Stop trying to build teams in the woods
The first task given to the attendees of a recent team-building seminar was to go out into the nearby woods on a treasure hunt. I heard about it from one of the disgruntled ‘treasure hunters’. Suffice it to say he was not best pleased by the request to search through damp undergrowth on a frosty December morning. Nor was it clear to him how this would improve the performance of his team of auditors and analysts. It wasn’t clear to me either.
Organisations like his, all around the world, are desperate to get more out of their teams. They want them to communicate more, to co-operate more, and to achieve goals more effectively. Team members, too, want a more rewarding experience of teamwork. They want the team to be friendlier, and they want the group to exercise more control over the individual members.
All the above-highlighted objectives precisely describe the traits of a cohesive team. I imagine the goal of the treasure hunt was to instil this spirit of cohesion into the group by charging it with a task that could only be completed successfully if the group remained together. Indeed, the winning team was precisely the one that managed to follow all the clues, and reach the end of the hunt, without members bailing out because of the cold, the damp, or the tedium.

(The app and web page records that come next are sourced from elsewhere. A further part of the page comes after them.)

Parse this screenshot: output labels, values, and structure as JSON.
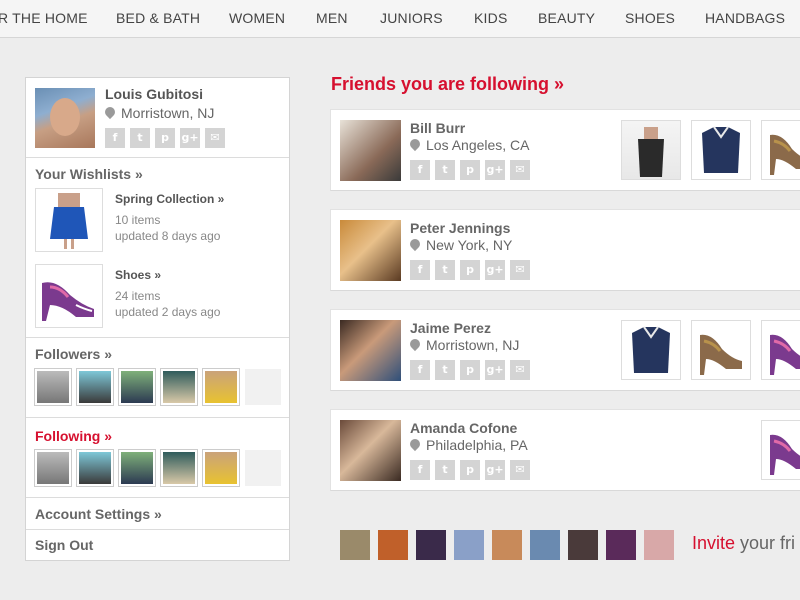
{
  "nav": {
    "items": [
      "R THE HOME",
      "BED & BATH",
      "WOMEN",
      "MEN",
      "JUNIORS",
      "KIDS",
      "BEAUTY",
      "SHOES",
      "HANDBAGS"
    ]
  },
  "profile": {
    "name": "Louis Gubitosi",
    "location": "Morristown, NJ"
  },
  "social_icons": [
    "f",
    "t",
    "p",
    "g+",
    "✉"
  ],
  "wishlists": {
    "title": "Your Wishlists »",
    "items": [
      {
        "name": "Spring Collection »",
        "count": "10 items",
        "updated": "updated 8 days ago"
      },
      {
        "name": "Shoes »",
        "count": "24 items",
        "updated": "updated 2 days ago"
      }
    ]
  },
  "followers": {
    "title": "Followers »"
  },
  "following": {
    "title": "Following »"
  },
  "menu": {
    "account_settings": "Account Settings »",
    "sign_out": "Sign Out"
  },
  "main": {
    "title": "Friends you are following »",
    "friends": [
      {
        "name": "Bill Burr",
        "location": "Los Angeles, CA"
      },
      {
        "name": "Peter Jennings",
        "location": "New York, NY"
      },
      {
        "name": "Jaime Perez",
        "location": "Morristown, NJ"
      },
      {
        "name": "Amanda Cofone",
        "location": "Philadelphia, PA"
      }
    ]
  },
  "invite": {
    "highlight": "Invite",
    "rest": " your fri"
  },
  "colors": {
    "accent": "#d6102f",
    "background": "#ededed",
    "icon_gray": "#d4d4d4"
  }
}
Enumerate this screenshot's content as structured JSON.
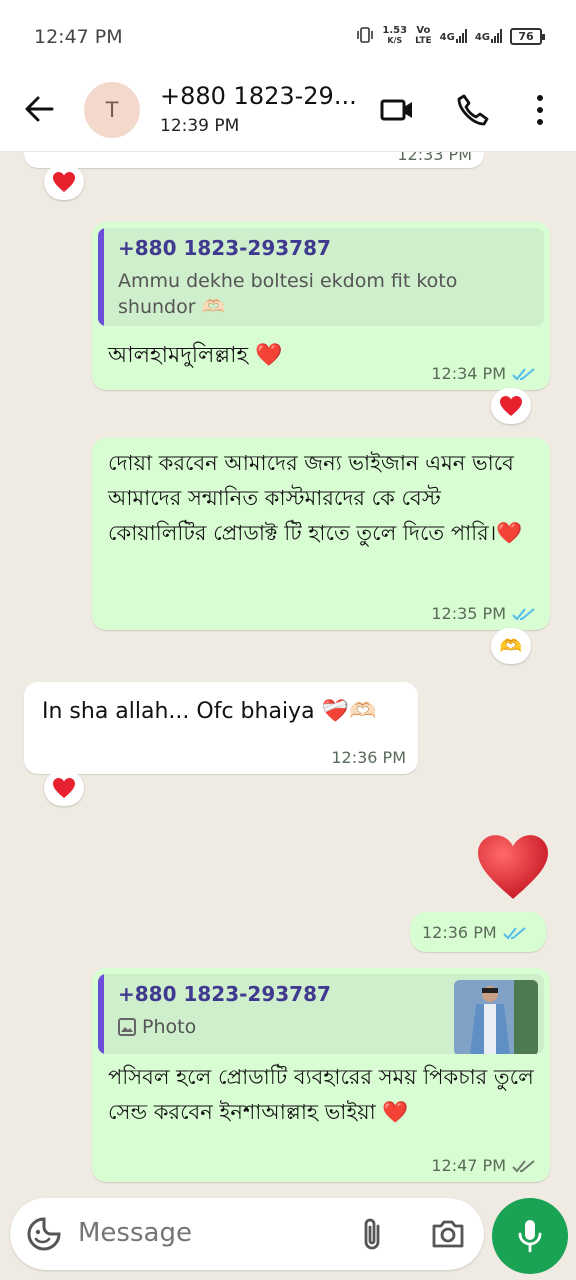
{
  "status_bar": {
    "time": "12:47 PM",
    "net_speed_value": "1.53",
    "net_speed_unit": "K/S",
    "vo": "Vo",
    "lte": "LTE",
    "net1": "4G",
    "net2": "4G",
    "battery": "76"
  },
  "header": {
    "avatar_letter": "T",
    "contact_name": "+880 1823-29...",
    "subtitle": "12:39 PM",
    "icons": [
      "back-arrow-icon",
      "video-call-icon",
      "phone-icon",
      "more-vert-icon"
    ]
  },
  "messages": [
    {
      "id": "m0",
      "direction": "incoming",
      "partial": true,
      "time": "12:33 PM",
      "reaction": "red-heart"
    },
    {
      "id": "m1",
      "direction": "outgoing",
      "quote_author": "+880 1823-293787",
      "quote_text": "Ammu dekhe boltesi ekdom fit koto shundor 🫶🏻",
      "text": "আলহামদুলিল্লাহ ❤️",
      "time": "12:34 PM",
      "status": "read",
      "reaction": "red-heart"
    },
    {
      "id": "m2",
      "direction": "outgoing",
      "text": "দোয়া করবেন আমাদের জন্য ভাইজান এমন ভাবে আমাদের সন্মানিত কাস্টমারদের কে বেস্ট কোয়ালিটির প্রোডাক্ট টি হাতে তুলে দিতে পারি।❤️",
      "time": "12:35 PM",
      "status": "read",
      "reaction": "heart-hands"
    },
    {
      "id": "m3",
      "direction": "incoming",
      "text": "In sha allah... Ofc bhaiya ❤️‍🩹🫶🏻",
      "time": "12:36 PM",
      "reaction": "red-heart"
    },
    {
      "id": "m4",
      "direction": "outgoing",
      "emoji_only": "❤️",
      "time": "12:36 PM",
      "status": "read"
    },
    {
      "id": "m5",
      "direction": "outgoing",
      "quote_author": "+880 1823-293787",
      "quote_text": "Photo",
      "quote_has_image": true,
      "text": "পসিবল হলে প্রোডাটি ব্যবহারের সময় পিকচার তুলে সেন্ড করবেন ইনশাআল্লাহ ভাইয়া ❤️",
      "time": "12:47 PM",
      "status": "delivered"
    }
  ],
  "composer": {
    "placeholder": "Message",
    "icons": [
      "emoji-icon",
      "attach-icon",
      "camera-icon",
      "mic-icon"
    ]
  },
  "colors": {
    "outgoing_bubble": "#d9fdd3",
    "incoming_bubble": "#ffffff",
    "chat_background": "#efeae2",
    "read_ticks": "#53bdeb",
    "quote_bar": "#6b4fd8",
    "mic_button": "#1aa255"
  }
}
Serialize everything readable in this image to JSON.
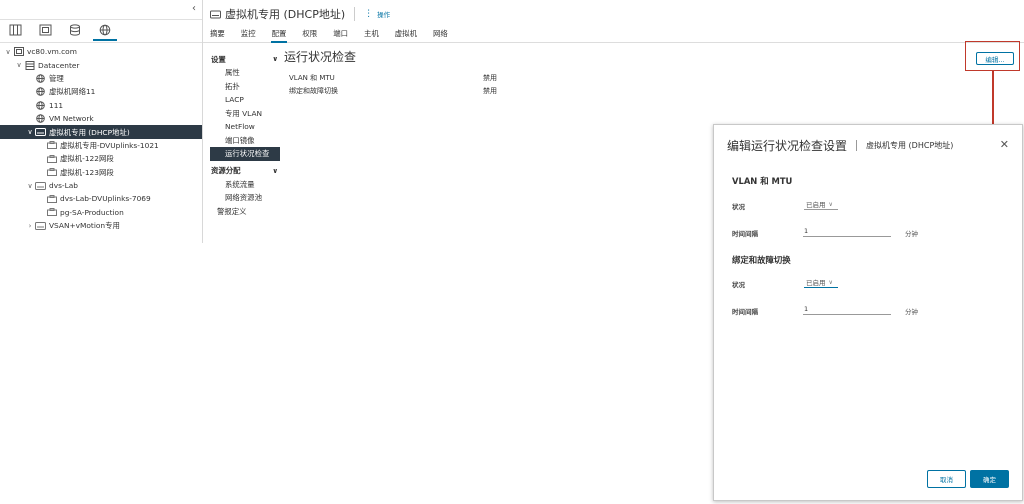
{
  "navigator": {
    "collapse_icon": "chevron-left-icon",
    "tabs": [
      {
        "icon": "hosts-clusters-icon",
        "active": false
      },
      {
        "icon": "vms-templates-icon",
        "active": false
      },
      {
        "icon": "storage-icon",
        "active": false
      },
      {
        "icon": "networking-icon",
        "active": true
      }
    ],
    "tree": [
      {
        "label": "vc80.vm.com",
        "indent": 0,
        "caret": "∨",
        "icon": "vcenter-icon"
      },
      {
        "label": "Datacenter",
        "indent": 1,
        "caret": "∨",
        "icon": "datacenter-icon"
      },
      {
        "label": "管理",
        "indent": 2,
        "caret": "",
        "icon": "network-icon"
      },
      {
        "label": "虚拟机网络11",
        "indent": 2,
        "caret": "",
        "icon": "network-icon"
      },
      {
        "label": "111",
        "indent": 2,
        "caret": "",
        "icon": "network-icon"
      },
      {
        "label": "VM Network",
        "indent": 2,
        "caret": "",
        "icon": "network-icon"
      },
      {
        "label": "虚拟机专用 (DHCP地址)",
        "indent": 2,
        "caret": "∨",
        "icon": "dvswitch-icon",
        "selected": true
      },
      {
        "label": "虚拟机专用-DVUplinks-1021",
        "indent": 3,
        "caret": "",
        "icon": "portgroup-icon"
      },
      {
        "label": "虚拟机-122网段",
        "indent": 3,
        "caret": "",
        "icon": "portgroup-icon"
      },
      {
        "label": "虚拟机-123网段",
        "indent": 3,
        "caret": "",
        "icon": "portgroup-icon"
      },
      {
        "label": "dvs-Lab",
        "indent": 2,
        "caret": "∨",
        "icon": "dvswitch-icon"
      },
      {
        "label": "dvs-Lab-DVUplinks-7069",
        "indent": 3,
        "caret": "",
        "icon": "portgroup-icon"
      },
      {
        "label": "pg-SA-Production",
        "indent": 3,
        "caret": "",
        "icon": "portgroup-icon"
      },
      {
        "label": "VSAN+vMotion专用",
        "indent": 2,
        "caret": "›",
        "icon": "dvswitch-icon"
      }
    ]
  },
  "header": {
    "title": "虚拟机专用 (DHCP地址)",
    "actions_label": "操作"
  },
  "tabs": [
    {
      "label": "摘要",
      "active": false
    },
    {
      "label": "监控",
      "active": false
    },
    {
      "label": "配置",
      "active": true
    },
    {
      "label": "权限",
      "active": false
    },
    {
      "label": "端口",
      "active": false
    },
    {
      "label": "主机",
      "active": false
    },
    {
      "label": "虚拟机",
      "active": false
    },
    {
      "label": "网络",
      "active": false
    }
  ],
  "config_menu": {
    "group1": "设置",
    "group1_items": [
      {
        "label": "属性"
      },
      {
        "label": "拓扑"
      },
      {
        "label": "LACP"
      },
      {
        "label": "专用 VLAN"
      },
      {
        "label": "NetFlow"
      },
      {
        "label": "端口镜像"
      },
      {
        "label": "运行状况检查",
        "active": true
      }
    ],
    "group2": "资源分配",
    "group2_items": [
      {
        "label": "系统流量"
      },
      {
        "label": "网络资源池"
      }
    ],
    "plain_item": "警报定义"
  },
  "content": {
    "title": "运行状况检查",
    "edit_label": "编辑...",
    "rows": [
      {
        "key": "VLAN 和 MTU",
        "value": "禁用"
      },
      {
        "key": "绑定和故障切换",
        "value": "禁用"
      }
    ]
  },
  "modal": {
    "title": "编辑运行状况检查设置",
    "subtitle": "虚拟机专用 (DHCP地址)",
    "section1": {
      "title": "VLAN 和 MTU",
      "status_label": "状况",
      "status_value": "已启用",
      "interval_label": "时间间隔",
      "interval_value": "1",
      "interval_unit": "分钟"
    },
    "section2": {
      "title": "绑定和故障切换",
      "status_label": "状况",
      "status_value": "已启用",
      "interval_label": "时间间隔",
      "interval_value": "1",
      "interval_unit": "分钟"
    },
    "cancel_label": "取消",
    "ok_label": "确定"
  },
  "colors": {
    "accent": "#0072a3",
    "selected_bg": "#2d3a46",
    "callout": "#c0392b"
  }
}
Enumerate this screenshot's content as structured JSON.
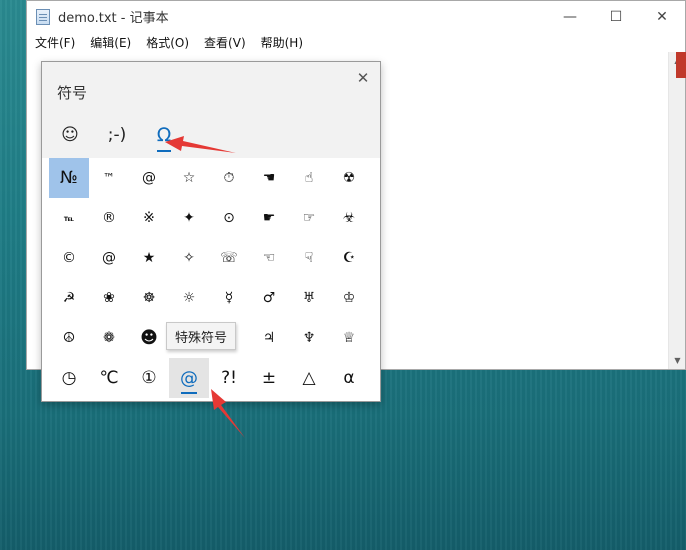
{
  "notepad": {
    "title": "demo.txt - 记事本",
    "menu": [
      "文件(F)",
      "编辑(E)",
      "格式(O)",
      "查看(V)",
      "帮助(H)"
    ],
    "controls": {
      "minimize": "—",
      "maximize": "☐",
      "close": "✕"
    }
  },
  "panel": {
    "title": "符号",
    "close": "✕",
    "tabs": [
      {
        "label": "☺",
        "icon": "smiley-icon"
      },
      {
        "label": ";-)",
        "icon": "kaomoji-icon"
      },
      {
        "label": "Ω",
        "icon": "omega-icon"
      }
    ],
    "active_tab": 2,
    "symbols": [
      [
        "№",
        "™",
        "@",
        "☆",
        "⏱",
        "☚",
        "☝",
        "☢"
      ],
      [
        "℡",
        "®",
        "※",
        "✦",
        "⊙",
        "☛",
        "☞",
        "☣"
      ],
      [
        "©",
        "@",
        "★",
        "✧",
        "☏",
        "☜",
        "☟",
        "☪"
      ],
      [
        "☭",
        "❀",
        "☸",
        "☼",
        "☿",
        "♂",
        "♅",
        "♔"
      ],
      [
        "☮",
        "❁",
        "☻",
        "",
        "",
        "♃",
        "♆",
        "♕"
      ],
      [
        "◷",
        "℃",
        "①",
        "@",
        "?!",
        "±",
        "△",
        "α"
      ]
    ],
    "selected_symbol": "№",
    "focused_symbol": "@",
    "tooltip": "特殊符号"
  },
  "colors": {
    "accent": "#0f6cbd",
    "selected": "#9fc3ea",
    "arrow": "#e53935"
  }
}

Such team-building adventures are very common in corporate development programs. Intuitively, it seems plausible that team members’ mutual bond will be strengthened if they spend the day climbing rock faces, building bridges, wading across muddy rivers at five in the morning, or catching each other as they fall backwards. Sadly, however, there is little evidence that such exercises encourage cohesion among business professionals or, if it does, that these teams remain cohesive once they get back to their desks.
Yet, scientific research has identified some reliable correlates of cohesive teams, all of which seem to be ignored in these exercises. These are:
Group size – smaller groups (less than 8-9 people) are more cohesive than larger groups. Admission process – people are more committed to a team when admission to it has been onerous (think about fraternity admission). Liking – teams are more cohesive when members genuinely like each other or at least perceive some mutual similarity. Shared outcomes – If the entire team rises and falls equally as a result of the outcome of their work, the cohesion is greater. Past success – past success breeds future cohesion.
Obviously, the final factor cannot be influenced in a team-building seminar, but group cohesion can be fostered by modifying any or all the others.
For example, admission to a team can be made deliberately more difficult. Even though there might be no organisational need to expose a candidate to an additional trail-by-fire, the result will be a more committed team member. Similarly, one can set limits to the size of a work group. And, although one cannot force group members to like one another, one can prevent them from detesting each other by setting rules for appropriate language and behaviour.
The closest the so-called team-builders come to targeting an important correlate of cohesion is in their focus on shared outcomes. The team members in the treasure hunt, for example, shared equally in the success or failure, but treasure-hunting is not their day job. Clearly, if you tie team members to each other with a rope and ask them to climb a rock face, they will be cohesive; they will co-operate and communicate, be supportive of each other, and dedicate their full combined energy to the completion of the task. Once they get back to the office, however, the rewards and punishments of business outcomes might no longer be shared equitably. If this is the case, the earlier cohesion will simply evaporate.
This is the principal shortcoming of off-site team exercises. They neglect to recognise that what is needed is not cohesion per-se, but cohesion around the work task. The secret to great teamwork is not to be found in the forest dew, but back at the office in the team construction, the work process, and in the distribution of payoffs.